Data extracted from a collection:
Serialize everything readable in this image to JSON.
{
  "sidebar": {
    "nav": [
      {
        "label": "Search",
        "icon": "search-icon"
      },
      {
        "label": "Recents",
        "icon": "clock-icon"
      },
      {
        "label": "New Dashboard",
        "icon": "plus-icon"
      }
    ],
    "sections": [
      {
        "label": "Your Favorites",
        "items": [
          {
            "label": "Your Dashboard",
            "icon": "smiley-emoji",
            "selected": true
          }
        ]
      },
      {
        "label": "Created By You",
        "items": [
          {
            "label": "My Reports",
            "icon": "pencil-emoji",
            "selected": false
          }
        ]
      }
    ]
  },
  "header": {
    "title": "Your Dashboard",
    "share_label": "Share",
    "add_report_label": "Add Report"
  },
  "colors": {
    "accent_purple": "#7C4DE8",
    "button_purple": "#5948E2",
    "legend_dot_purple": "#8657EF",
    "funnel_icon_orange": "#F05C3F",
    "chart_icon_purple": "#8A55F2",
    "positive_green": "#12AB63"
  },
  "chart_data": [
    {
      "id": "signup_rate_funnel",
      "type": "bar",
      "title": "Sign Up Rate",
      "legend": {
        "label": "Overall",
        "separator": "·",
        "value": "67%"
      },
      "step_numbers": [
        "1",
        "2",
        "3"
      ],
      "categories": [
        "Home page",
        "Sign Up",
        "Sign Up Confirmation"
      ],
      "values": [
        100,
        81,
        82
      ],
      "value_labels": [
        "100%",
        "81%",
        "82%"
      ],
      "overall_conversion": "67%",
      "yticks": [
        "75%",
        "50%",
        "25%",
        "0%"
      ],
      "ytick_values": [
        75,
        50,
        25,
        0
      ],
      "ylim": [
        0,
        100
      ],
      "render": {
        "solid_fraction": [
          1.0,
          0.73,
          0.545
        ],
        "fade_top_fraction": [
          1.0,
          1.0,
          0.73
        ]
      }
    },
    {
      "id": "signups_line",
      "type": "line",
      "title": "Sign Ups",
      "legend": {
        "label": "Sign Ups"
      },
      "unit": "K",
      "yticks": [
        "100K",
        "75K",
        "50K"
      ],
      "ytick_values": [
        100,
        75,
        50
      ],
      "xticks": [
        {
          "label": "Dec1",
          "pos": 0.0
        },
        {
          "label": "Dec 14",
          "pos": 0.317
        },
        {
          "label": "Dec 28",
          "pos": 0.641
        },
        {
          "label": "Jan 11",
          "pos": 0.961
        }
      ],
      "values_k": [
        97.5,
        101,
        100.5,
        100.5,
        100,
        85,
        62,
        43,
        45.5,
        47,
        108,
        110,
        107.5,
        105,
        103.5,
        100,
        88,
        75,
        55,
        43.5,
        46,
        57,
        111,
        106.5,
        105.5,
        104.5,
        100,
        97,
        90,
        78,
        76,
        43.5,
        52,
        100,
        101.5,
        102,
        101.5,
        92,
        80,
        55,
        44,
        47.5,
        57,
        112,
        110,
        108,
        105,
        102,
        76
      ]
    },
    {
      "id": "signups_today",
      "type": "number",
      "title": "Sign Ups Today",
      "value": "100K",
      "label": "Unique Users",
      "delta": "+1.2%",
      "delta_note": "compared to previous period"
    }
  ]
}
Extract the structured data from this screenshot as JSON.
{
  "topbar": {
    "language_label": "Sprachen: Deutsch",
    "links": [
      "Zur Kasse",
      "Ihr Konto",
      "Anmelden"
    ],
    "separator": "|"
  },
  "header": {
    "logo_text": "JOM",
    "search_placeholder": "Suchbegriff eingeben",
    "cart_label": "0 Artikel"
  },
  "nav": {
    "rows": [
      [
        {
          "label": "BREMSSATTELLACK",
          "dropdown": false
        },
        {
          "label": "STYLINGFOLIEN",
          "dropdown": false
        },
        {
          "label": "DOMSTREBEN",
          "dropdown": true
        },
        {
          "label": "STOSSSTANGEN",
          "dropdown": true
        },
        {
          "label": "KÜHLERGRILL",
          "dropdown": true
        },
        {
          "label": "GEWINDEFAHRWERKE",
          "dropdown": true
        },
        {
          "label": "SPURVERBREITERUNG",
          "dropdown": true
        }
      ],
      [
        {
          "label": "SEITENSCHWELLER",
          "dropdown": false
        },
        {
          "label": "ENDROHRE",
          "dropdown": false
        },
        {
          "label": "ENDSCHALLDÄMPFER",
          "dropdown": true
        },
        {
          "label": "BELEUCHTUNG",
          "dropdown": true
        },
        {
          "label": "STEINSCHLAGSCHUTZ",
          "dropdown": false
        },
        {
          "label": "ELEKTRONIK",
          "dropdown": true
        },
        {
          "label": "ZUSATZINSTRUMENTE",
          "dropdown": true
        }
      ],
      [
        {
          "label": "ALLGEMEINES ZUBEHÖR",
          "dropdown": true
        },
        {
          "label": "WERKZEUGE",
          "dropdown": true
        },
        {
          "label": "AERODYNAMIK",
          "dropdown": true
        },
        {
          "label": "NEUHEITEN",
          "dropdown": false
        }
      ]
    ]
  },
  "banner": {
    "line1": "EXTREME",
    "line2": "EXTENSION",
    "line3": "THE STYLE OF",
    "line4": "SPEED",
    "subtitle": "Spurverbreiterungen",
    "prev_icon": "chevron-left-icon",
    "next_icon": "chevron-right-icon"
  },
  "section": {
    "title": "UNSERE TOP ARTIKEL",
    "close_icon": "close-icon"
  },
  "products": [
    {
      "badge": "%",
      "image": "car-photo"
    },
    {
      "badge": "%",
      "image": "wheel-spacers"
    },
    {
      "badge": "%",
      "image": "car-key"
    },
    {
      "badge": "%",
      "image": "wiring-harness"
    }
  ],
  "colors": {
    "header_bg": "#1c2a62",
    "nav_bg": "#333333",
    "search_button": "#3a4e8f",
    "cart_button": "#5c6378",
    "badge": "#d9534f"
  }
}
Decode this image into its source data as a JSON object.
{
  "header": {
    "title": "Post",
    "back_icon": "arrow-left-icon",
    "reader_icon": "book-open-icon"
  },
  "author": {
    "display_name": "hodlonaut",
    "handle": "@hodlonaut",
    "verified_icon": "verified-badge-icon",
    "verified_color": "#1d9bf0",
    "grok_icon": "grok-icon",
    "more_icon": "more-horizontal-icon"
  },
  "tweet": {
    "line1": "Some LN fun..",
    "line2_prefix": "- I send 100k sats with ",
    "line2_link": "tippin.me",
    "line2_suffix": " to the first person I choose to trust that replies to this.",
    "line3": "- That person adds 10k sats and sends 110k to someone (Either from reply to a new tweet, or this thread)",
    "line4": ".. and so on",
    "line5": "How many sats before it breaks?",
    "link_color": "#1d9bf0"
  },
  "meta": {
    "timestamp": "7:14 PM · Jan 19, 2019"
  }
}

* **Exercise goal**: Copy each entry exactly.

* **Exercise result**:
Serialize everything readable in this image to JSON.
{
  "sidebar": {
    "nav": [
      {
        "label": "Search",
        "icon": "search-icon"
      },
      {
        "label": "Recents",
        "icon": "clock-icon"
      },
      {
        "label": "New Dashboard",
        "icon": "plus-icon"
      }
    ],
    "sections": [
      {
        "label": "Your Favorites",
        "items": [
          {
            "label": "Your Dashboard",
            "icon": "smiley-emoji",
            "selected": true
          }
        ]
      },
      {
        "label": "Created By You",
        "items": [
          {
            "label": "My Reports",
            "icon": "pencil-emoji",
            "selected": false
          }
        ]
      }
    ]
  },
  "header": {
    "title": "Your Dashboard",
    "share_label": "Share",
    "add_report_label": "Add Report"
  },
  "colors": {
    "accent_purple": "#7C4DE8",
    "button_purple": "#5948E2",
    "legend_dot_purple": "#8657EF",
    "funnel_icon_orange": "#F05C3F",
    "chart_icon_purple": "#8A55F2",
    "positive_green": "#12AB63"
  },
  "chart_data": [
    {
      "id": "signup_rate_funnel",
      "type": "bar",
      "title": "Sign Up Rate",
      "legend": {
        "label": "Overall",
        "separator": "·",
        "value": "67%"
      },
      "step_numbers": [
        "1",
        "2",
        "3"
      ],
      "categories": [
        "Home page",
        "Sign Up",
        "Sign Up Confirmation"
      ],
      "values": [
        100,
        81,
        82
      ],
      "value_labels": [
        "100%",
        "81%",
        "82%"
      ],
      "overall_conversion": "67%",
      "yticks": [
        "75%",
        "50%",
        "25%",
        "0%"
      ],
      "ytick_values": [
        75,
        50,
        25,
        0
      ],
      "ylim": [
        0,
        100
      ],
      "render": {
        "solid_fraction": [
          1.0,
          0.73,
          0.545
        ],
        "fade_top_fraction": [
          1.0,
          1.0,
          0.73
        ]
      }
    },
    {
      "id": "signups_line",
      "type": "line",
      "title": "Sign Ups",
      "legend": {
        "label": "Sign Ups"
      },
      "unit": "K",
      "yticks": [
        "100K",
        "75K",
        "50K"
      ],
      "ytick_values": [
        100,
        75,
        50
      ],
      "xticks": [
        {
          "label": "Dec1",
          "pos": 0.0
        },
        {
          "label": "Dec 14",
          "pos": 0.317
        },
        {
          "label": "Dec 28",
          "pos": 0.641
        },
        {
          "label": "Jan 11",
          "pos": 0.961
        }
      ],
      "values_k": [
        97.5,
        101,
        100.5,
        100.5,
        100,
        85,
        62,
        43,
        45.5,
        47,
        108,
        110,
        107.5,
        105,
        103.5,
        100,
        88,
        75,
        55,
        43.5,
        46,
        57,
        111,
        106.5,
        105.5,
        104.5,
        100,
        97,
        90,
        78,
        76,
        43.5,
        52,
        100,
        101.5,
        102,
        101.5,
        92,
        80,
        55,
        44,
        47.5,
        57,
        112,
        110,
        108,
        105,
        102,
        76
      ]
    },
    {
      "id": "signups_today",
      "type": "number",
      "title": "Sign Ups Today",
      "value": "100K",
      "label": "Unique Users",
      "delta": "+1.2%",
      "delta_note": "compared to previous period"
    }
  ]
}
Extract the structured data from this screenshot as JSON.
{
  "topbar": {
    "language_label": "Sprachen: Deutsch",
    "links": [
      "Zur Kasse",
      "Ihr Konto",
      "Anmelden"
    ],
    "separator": "|"
  },
  "header": {
    "logo_text": "JOM",
    "search_placeholder": "Suchbegriff eingeben",
    "cart_label": "0 Artikel"
  },
  "nav": {
    "rows": [
      [
        {
          "label": "BREMSSATTELLACK",
          "dropdown": false
        },
        {
          "label": "STYLINGFOLIEN",
          "dropdown": false
        },
        {
          "label": "DOMSTREBEN",
          "dropdown": true
        },
        {
          "label": "STOSSSTANGEN",
          "dropdown": true
        },
        {
          "label": "KÜHLERGRILL",
          "dropdown": true
        },
        {
          "label": "GEWINDEFAHRWERKE",
          "dropdown": true
        },
        {
          "label": "SPURVERBREITERUNG",
          "dropdown": true
        }
      ],
      [
        {
          "label": "SEITENSCHWELLER",
          "dropdown": false
        },
        {
          "label": "ENDROHRE",
          "dropdown": false
        },
        {
          "label": "ENDSCHALLDÄMPFER",
          "dropdown": true
        },
        {
          "label": "BELEUCHTUNG",
          "dropdown": true
        },
        {
          "label": "STEINSCHLAGSCHUTZ",
          "dropdown": false
        },
        {
          "label": "ELEKTRONIK",
          "dropdown": true
        },
        {
          "label": "ZUSATZINSTRUMENTE",
          "dropdown": true
        }
      ],
      [
        {
          "label": "ALLGEMEINES ZUBEHÖR",
          "dropdown": true
        },
        {
          "label": "WERKZEUGE",
          "dropdown": true
        },
        {
          "label": "AERODYNAMIK",
          "dropdown": true
        },
        {
          "label": "NEUHEITEN",
          "dropdown": false
        }
      ]
    ]
  },
  "banner": {
    "line1": "EXTREME",
    "line2": "EXTENSION",
    "line3": "THE STYLE OF",
    "line4": "SPEED",
    "subtitle": "Spurverbreiterungen",
    "prev_icon": "chevron-left-icon",
    "next_icon": "chevron-right-icon"
  },
  "section": {
    "title": "UNSERE TOP ARTIKEL",
    "close_icon": "close-icon"
  },
  "products": [
    {
      "badge": "%",
      "image": "car-photo"
    },
    {
      "badge": "%",
      "image": "wheel-spacers"
    },
    {
      "badge": "%",
      "image": "car-key"
    },
    {
      "badge": "%",
      "image": "wiring-harness"
    }
  ],
  "colors": {
    "header_bg": "#1c2a62",
    "nav_bg": "#333333",
    "search_button": "#3a4e8f",
    "cart_button": "#5c6378",
    "badge": "#d9534f"
  }
}
Decode this image into its source data as a JSON object.
{
  "header": {
    "title": "Post",
    "back_icon": "arrow-left-icon",
    "reader_icon": "book-open-icon"
  },
  "author": {
    "display_name": "hodlonaut",
    "handle": "@hodlonaut",
    "verified_icon": "verified-badge-icon",
    "verified_color": "#1d9bf0",
    "grok_icon": "grok-icon",
    "more_icon": "more-horizontal-icon"
  },
  "tweet": {
    "line1": "Some LN fun..",
    "line2_prefix": "- I send 100k sats with ",
    "line2_link": "tippin.me",
    "line2_suffix": " to the first person I choose to trust that replies to this.",
    "line3": "- That person adds 10k sats and sends 110k to someone (Either from reply to a new tweet, or this thread)",
    "line4": ".. and so on",
    "line5": "How many sats before it breaks?",
    "link_color": "#1d9bf0"
  },
  "meta": {
    "timestamp": "7:14 PM · Jan 19, 2019"
  }
}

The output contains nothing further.